There are two reasons that I am restricting student resources (at least initially). First, a Google search of "how do we maintain biodiversity" brings up a list of things that students can do in this regard. Because I want students to develop their thinking/problem solving skills, I do not want the answer to this important question to be given in a format that allows students to blindly copy information without thinking and/or processing what they are reading. Second, the resources I plan to give to students have additional information on why biodiversity is so important. This builds on the prior lesson that allows students to take their learning further than just creating a list of actions.
I start by using the Maintaining Biodiversity PowerPoint in which students view a series of images and are asked the same question for each: How do you think this picture demonstrates people helping to maintain biodiversity?
I have the students discuss each image with their lab group to develop their best response. I ask two or three lab groups to share their responses for each slide; however, I do not comment on their answers other than to prompt them for more information if needed to ensure understanding of their ideas. The goal of this, at this point, is to activate student thinking.
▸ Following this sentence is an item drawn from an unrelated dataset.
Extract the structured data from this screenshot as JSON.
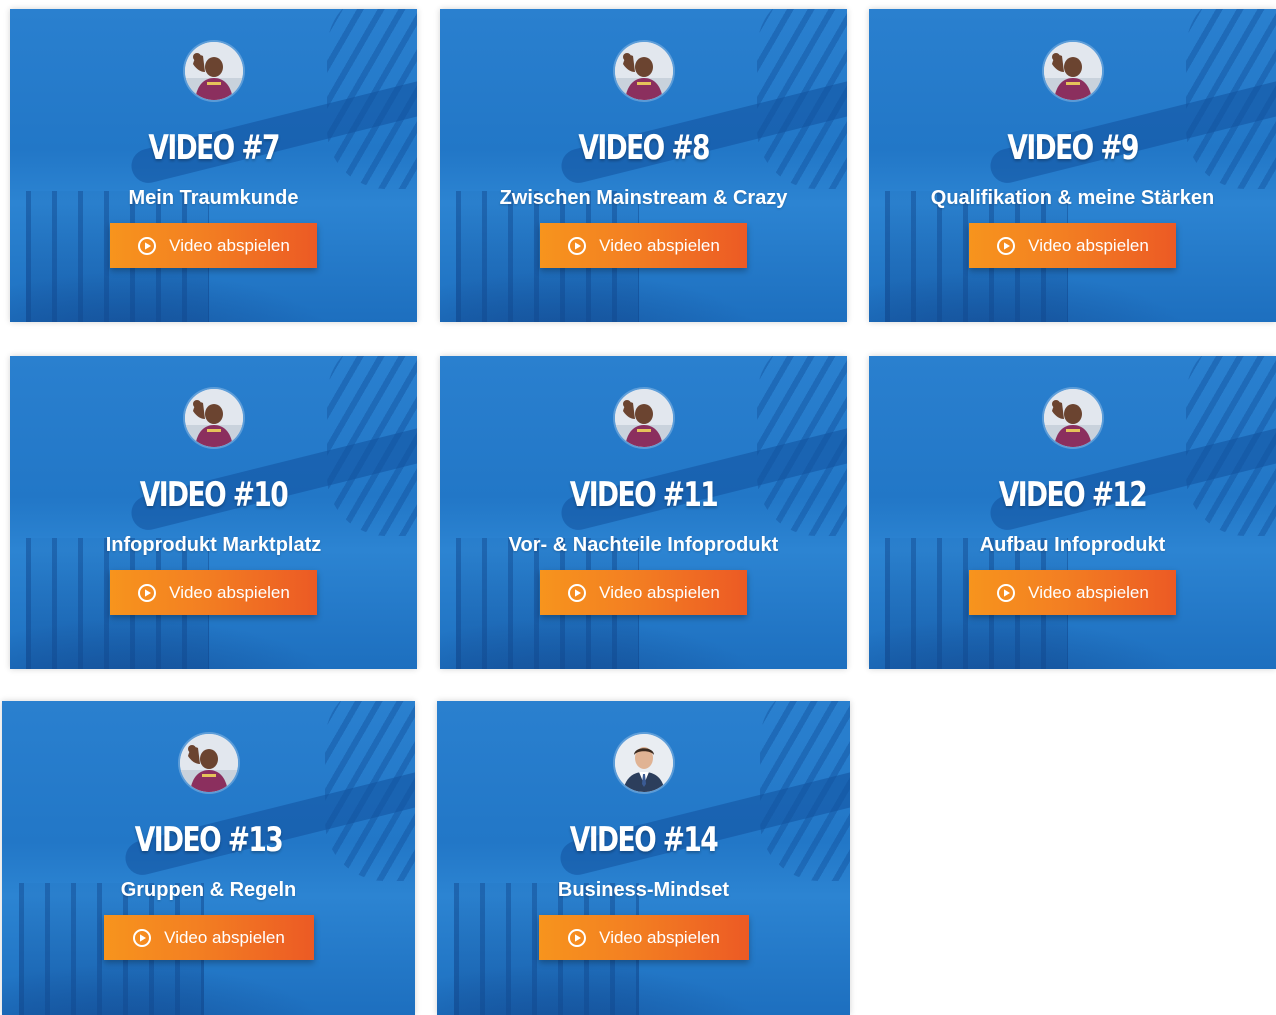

We will revisit this same PowerPoint in the wrap-up when I will convey what is occurring in each photograph.
This video demonstrates how I used this PowerPoint to help students take their learning deeper so they are able to really show what they know within their final project.
Biodiversity and Importance of Biodiversity, both by cK-12, are the resources that I am providing students. These web-based resources work best if your students have 1:1 devices (such as Chromebooks or tablets) but a computer lab is the next best thing. If online access is not available, the articles can be printed and the videos can be viewed as a whole class or assigned as homework.
My favorite aspects of the cK-12 resources are that the articles are easy for most students to read and they incorporate a lot of images and videos that elaborate on the written content. Additionally, teachers can customize the articles, adding their own questions, videos and diagrams as desired. If needed, there are resources such as tldr, a Google App or Rewordify -- both change reading levels or shorten articles but proof read them.
No matter how students access this information, I use the Note-taking Sheet to help students organize their information. The note-taking sheet is set up with three columns: headings from the reading, summary of information learned and questions/comments/connections. I have been working hard with students to develop their ability to "wonder" things again and I try to incorporate this into as many activities as possible. Students are familiar with 2 column notes from 7th grade, however it is still beneficial to model the strategy, as it is the first time we are using this method in class.
To model this I would select on of the articles (Biodiversity) and write the first heading. In this case it is not really a heading but rather an important term that is used to open the section: Biodiversity. I would then model how I read to pull out important information and how I put that into my own words in the chart. Then I demonstrate making I wonder statements or connections and again copy these ideas into my chart. I explain to students that while this method of note taking does take more time, it is worth it in the end because the learning is remembered longer because of how the information is processed at a deeper level. See the Modeling Example to see the information I used to show the students.
When students complete their note taking they are asked to complete the last section of information they need for their final project that requires the following:
The students will have 2-3 days to complete this as well as to put the finishing touches on their spider biodiversity project and get it ready to turn in for grading.
Now that students have had some time to develop their own ideas, I again go through the Maintaining Biodiversity PowerPoint. This time I explain what each image is showing and how it helps support and maintain biodiversity. The notes section of the PowerPoint has the information needed for each picture.